But our cities grew. Some of them exponentially. In a fraction of historical time, we have megalopolises full of high rise apartment buildings. Freeways that carry thousands of people at once from place to place, each in their own vehicle. We have the ability to communicate with almost anyone around the globe at any time. Airplanes, instagram, iphones, nuclear submarines, self driving cars, crispr, 3D printing, nano robots, soon maybe AI. The list of miraculous technological development goes on and on.
The thing is, all these technological changes have happened in an incredibly short period. Tens of thousands of years later, despite these unbelievable advances, we retain many of our habits that we learned when we roamed the earth in small groups. We see these tribal instincts manifest today in the forms of gangs, political parties, nationalities, fraternities, your field hockey team, even our jobs.
This tendency too cling together too tightly is a problem. Its the reason that your street, or your city, or your job is all that you know. The prospect of knowing more presents a problem in itself. How to deal with this infinite realm of possibility and danger? Should you stay put? While you might feel secure staying in the city walls, the truth is that you are paying an incredible opportunity cost by not leaving and going out into the world.
But why take the risk?
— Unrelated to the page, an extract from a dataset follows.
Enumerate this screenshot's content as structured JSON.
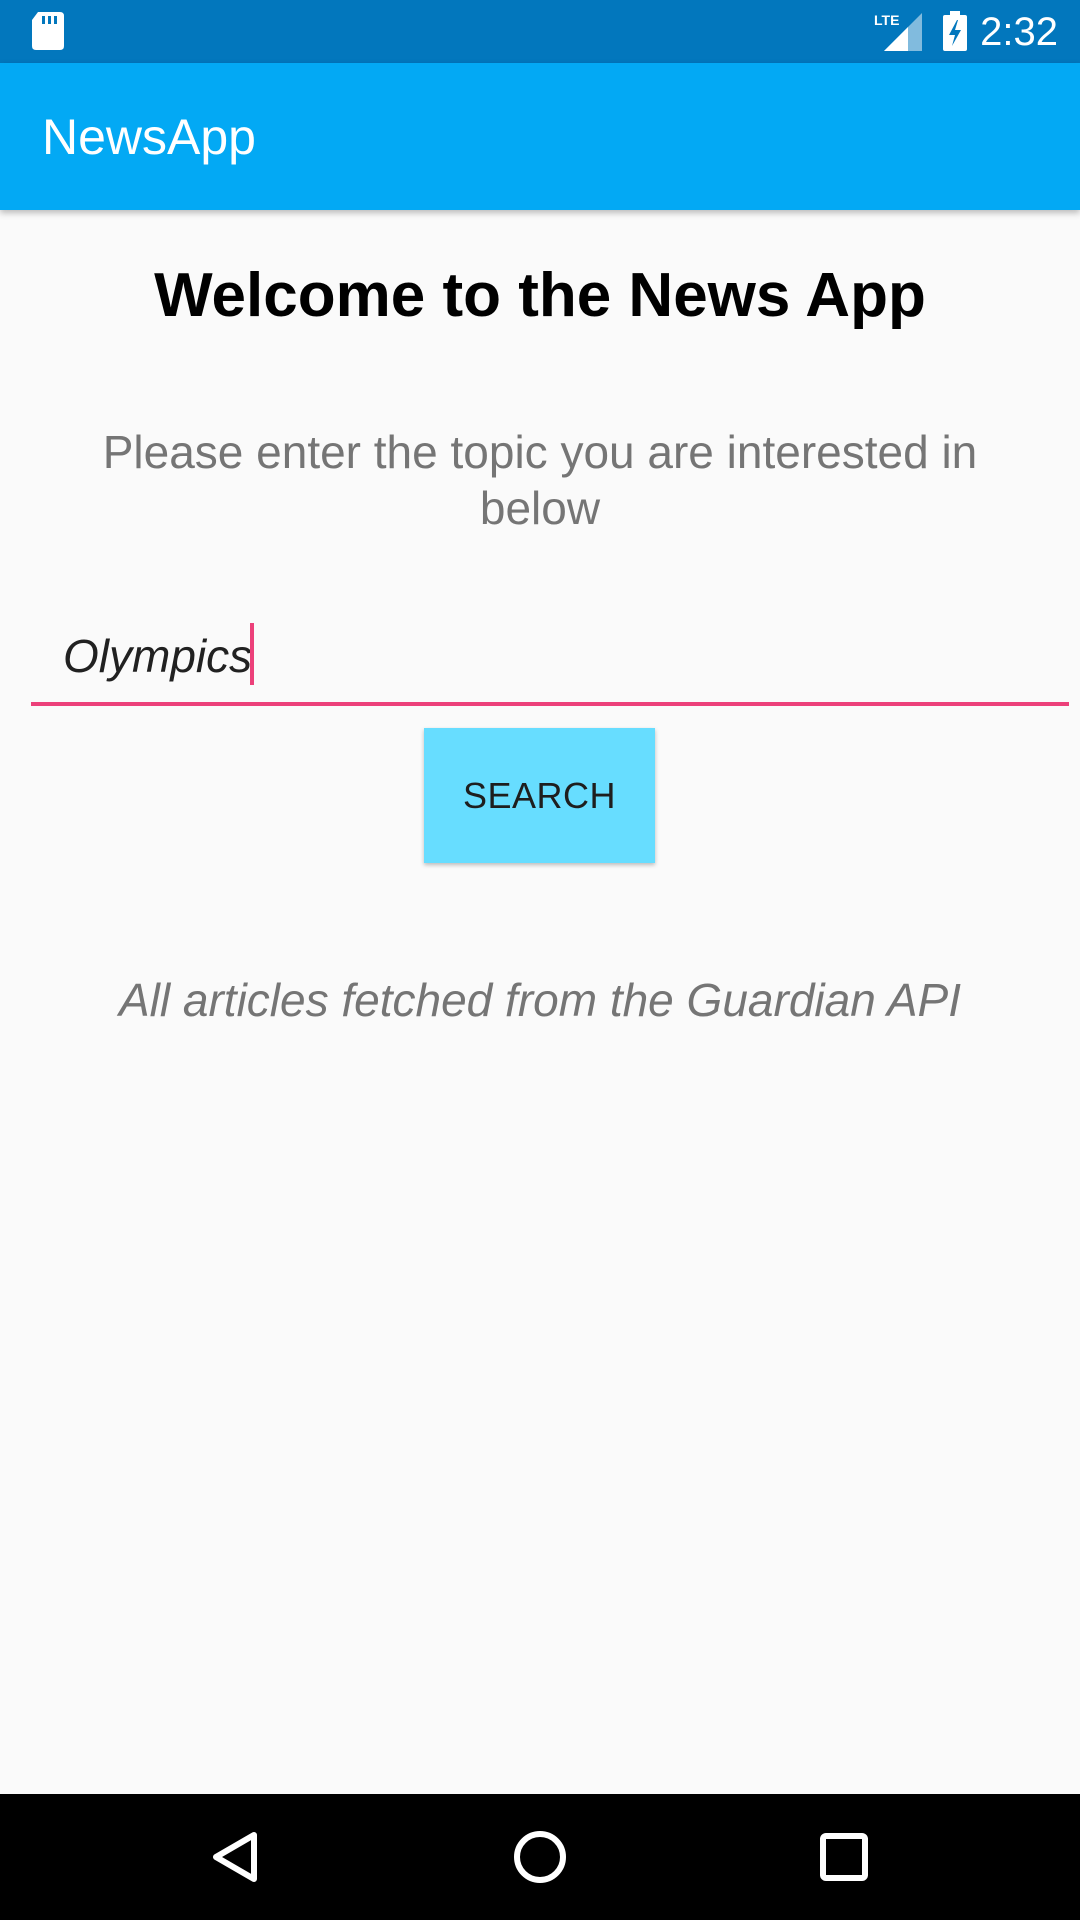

What do the people out there know that you don’t? They carry many secrets and rituals, often without being aware of their inherent burden and blessing. This knowledge is much older than you, and has existed since long before we knew how to write, long before we could all read. The people are the caretakers and stewards of ancient knowledge. Their traditions, for better and for worse, exist for a reason.
The people will make you see that some of the ideas you had, ones you believed to be absolutely correct, no longer seem valid when confronted with their knowledge. They will pitifully stare at you. The aggressive ones, staunch in their belief, will attack you, hoping to put you back in your place, to send you home.
Each new experience you encounter, every inviting glance from a stranger in a market or menacing scowl you receive from a gangster standing outside of a gambling hall will pierce a small hole in the armor that you spent years fashioning back in your city. The holes will accumulate. Eventually entire pieces of the armor will fall off.
This frightens you. You will push back against this inevitability, trying in vain to piece the defenses back together. It will not work (if you return home, it will become even worse).
The answer is counterintuitive. Remove the armor willingly. If you keep yourself open, before too long you will become completely free. If done with grace, you will not build a new suit of armor, instead you will face each new encounter with courageous trust.
Without the armor, you will be beat up a bit at first. Parts of your body that you didn’t know existed will hurt. It’s OK. Pain is a necessary condition for any learning or growth.
Before long you won’t become sore as easily. There are new things to learn, create and discover outside of the walls, and it is easier to active this potential while wearing no armor. People you don’t know, languages you have never heard and skills you have yet to realize. Had you stayed home, you would never even have the opportunity to encounter these things, and know that you too could interact with them. You become more nuanced, and learn there is a balance between the ideas you nurtured when you were safe within the city walls and the long standing chaos of the world.